You know you are an obsessed Foodie when you go to visit people and you request to go check out the different supermarkets. Is that rude? I hope not because I'm guilty. I visited my Sis last weekend and she made a really yummy pizza on Friday night that had a delicious chicken sausage on one of them.
Chicken in sausage? I may be a snob but until that night I've not had a chicken sausage worth trying. Typically they are dry and bland. But, she surprised me with deliciously tasty sausage stuffed with chicken, spinach, fontina and roasted garlic. AHHHH! Maybe we have found the answer! It had Garlic in it! Anything with garlic can't be that bad right!?!
Then I asked her to take me to the source. I'll be damned. It was Costco. So we went to Costco and I got myself some sausage to bring home. We also went to an amazing Latin American supermarket. I'll have to share more on that later.
All week I've been dreaming of encasing that sausage in a calzone pocket stuffed with cheese and tomato sauce. I was not disappointed. It was really good.
Dough (This dough can make 4 calzones. I made 2 and put the remaining dough in the fridge for another use later in the week.) 1 cup warm water 1 tsp dry active yeast 1 tsp sugar 3/4 cup white bread flour 3/4 cup whole wheat flour plus all purpose flour for dusting 1 tsp kosher salt 1 tsp olive oil
Mix the water, sugar and yeast. Set aside for 5 minutes. With a food mixer, mix in the 1 cup of bread flour. Add the salt and oil. Mix in remaining flour slowly. Remember, weather can impact how much flour a dough can take. Use your instincts. Stop adding flour when the dough is still a little sticky but not sticking to the side of the bowl. Allow the dough to rise for about 1 1/2 hours.
Stuffing for Calzone 1/4 cup of tomato sauce per calzone 1 sausage per calzone - sliced 1/2 cup Really Good Provolone per calzone (I like the Boars Head brand.)
1/2 cup Parmesan 1 egg Cornmeal for dusting
Preheat oven to 400 degrees.
Saute the sausage in a skillet for about 8 minutes.
Grate the cheese.
Cut the risen dough in half. At this point I put 1/2 the dough away for later use. I took the remaining half and cut it in half again so I had two little balls. Allow the balls to rest for about 5 minutes. Roll each ball out into approximately 8-10 inch discs. On the half of each disk add 1/4 cup of cheese, spoon over the tomato sauce, sausage slices, and top with the remaining 1/4 cup of cheese. Fold the other half of dough over, press down and crimp with a fork.
In a small bowl, whisk the egg with about a tbsp of cold water.
Lightly dust a pizza stone with cornmeal. Place each calzone on the stone and brush with the egg mixture. The egg mixture will help you get a perfectly browned crust. Bake in a 400 degree oven for about 15 minutes or until lightly browned.
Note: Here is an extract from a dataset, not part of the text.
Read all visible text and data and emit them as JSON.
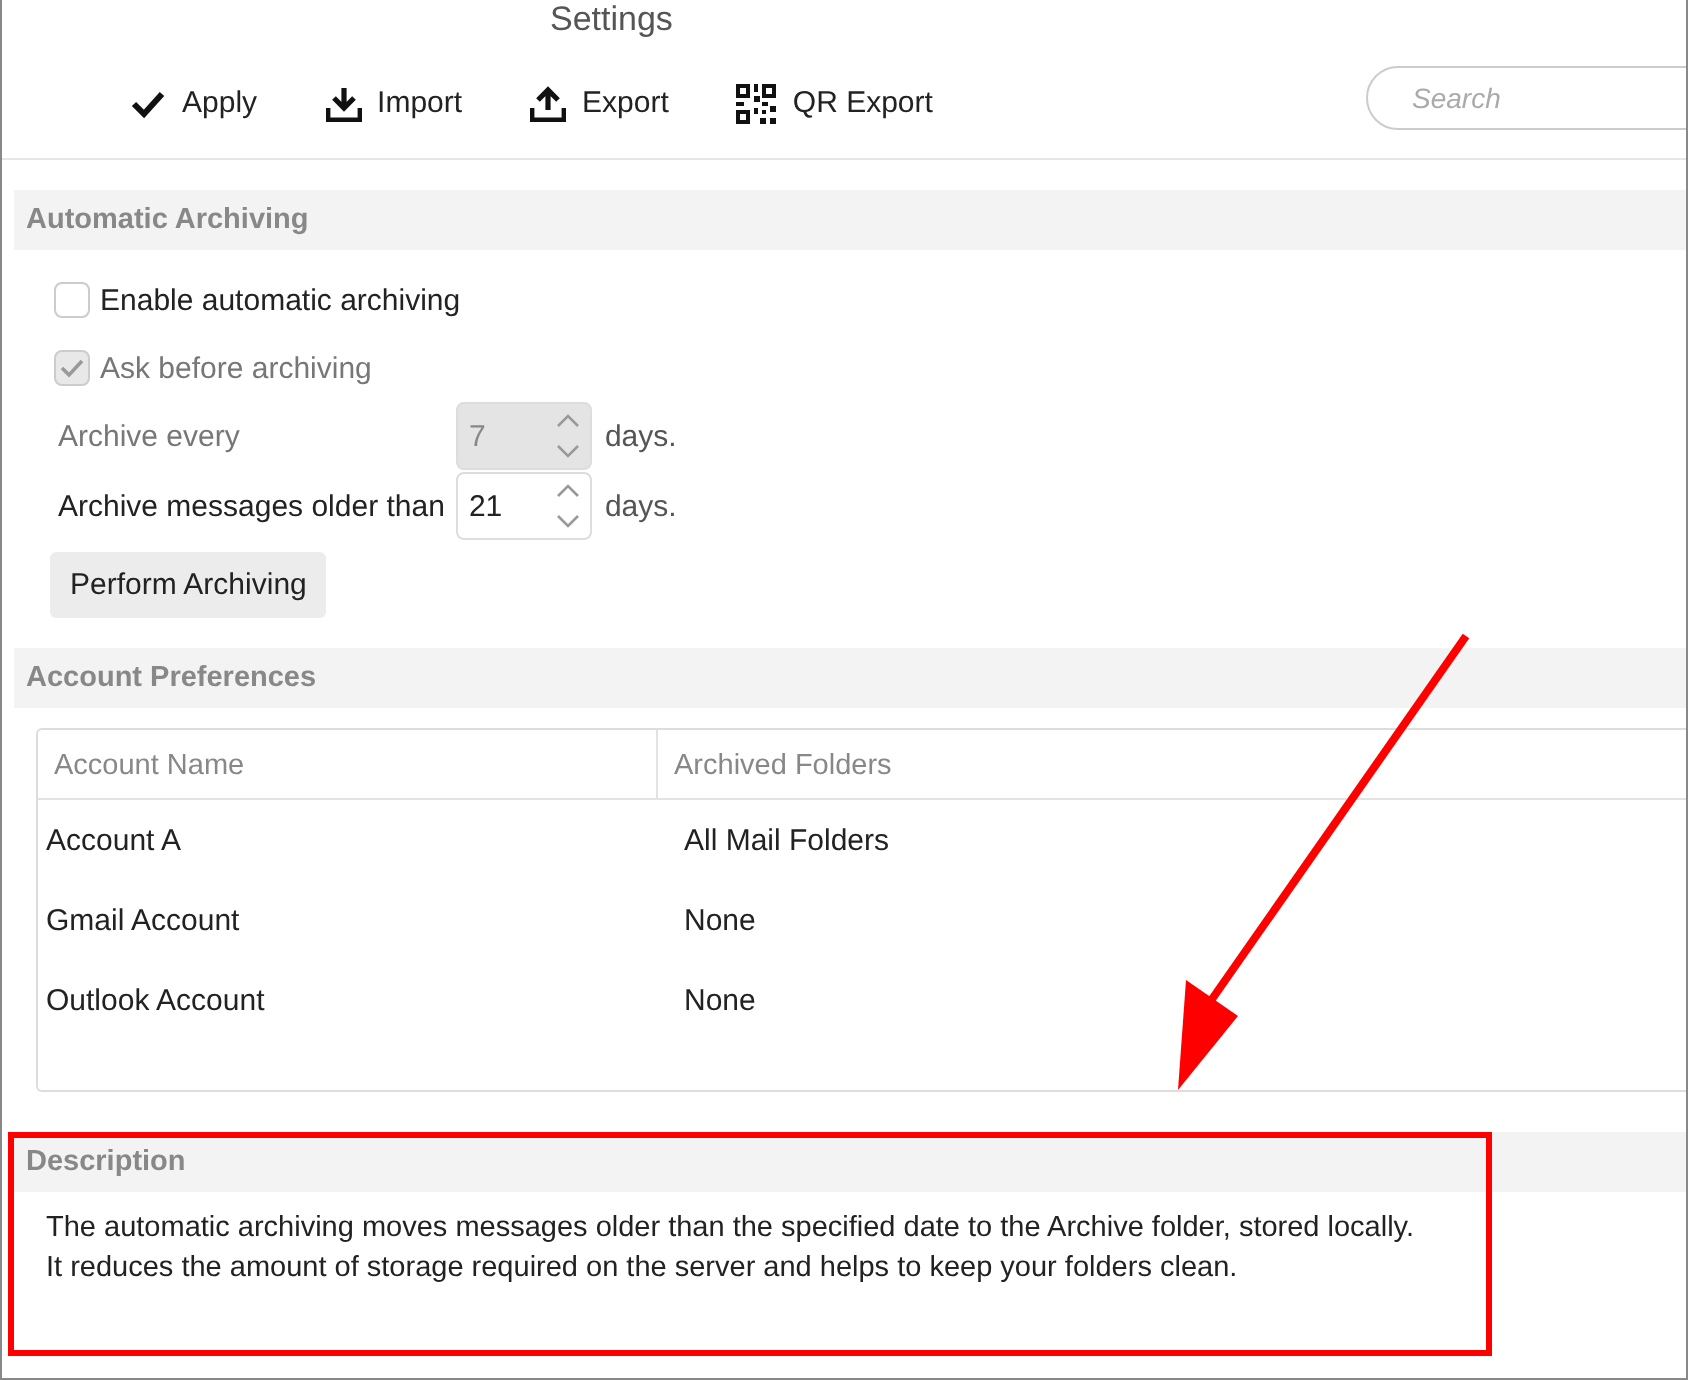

Once baked, sprinkle with finely grated parmesean cheese.
Food is so intriguing. I’ve always loved to cook whether it’s casual and simple or complicated and elegant. After living in the Midwestern United States all my life I find myself jumping between All-American foods and foods from other cultures. There is definitely a sense of comfort with cooking and enjoying food that I’ve grown up with.
I have a voracious curiosity to learn about all cultures, especially the Middle East/Mediterranean, Indian, Chinese, Vietnamese, and Thai foods. I’ve learned that a simple curry dish or an Asian dumpling can transform your mood and be just as much of a comfort food as the foods you’ve known you’re whole life.
It is fascinating to me how each culture has such a diversity of ingredients, and when used with different combinations and cooking techniques you can easily transform the same few ingredients into a multitude of dishes. The unfamiliar, the diverse ingredients and techniques, can be intimidating to many people. I’ve created this blog to chronicle and share my explorations in the kitchen so that hopefully you will want to start experimenting in your kitchen.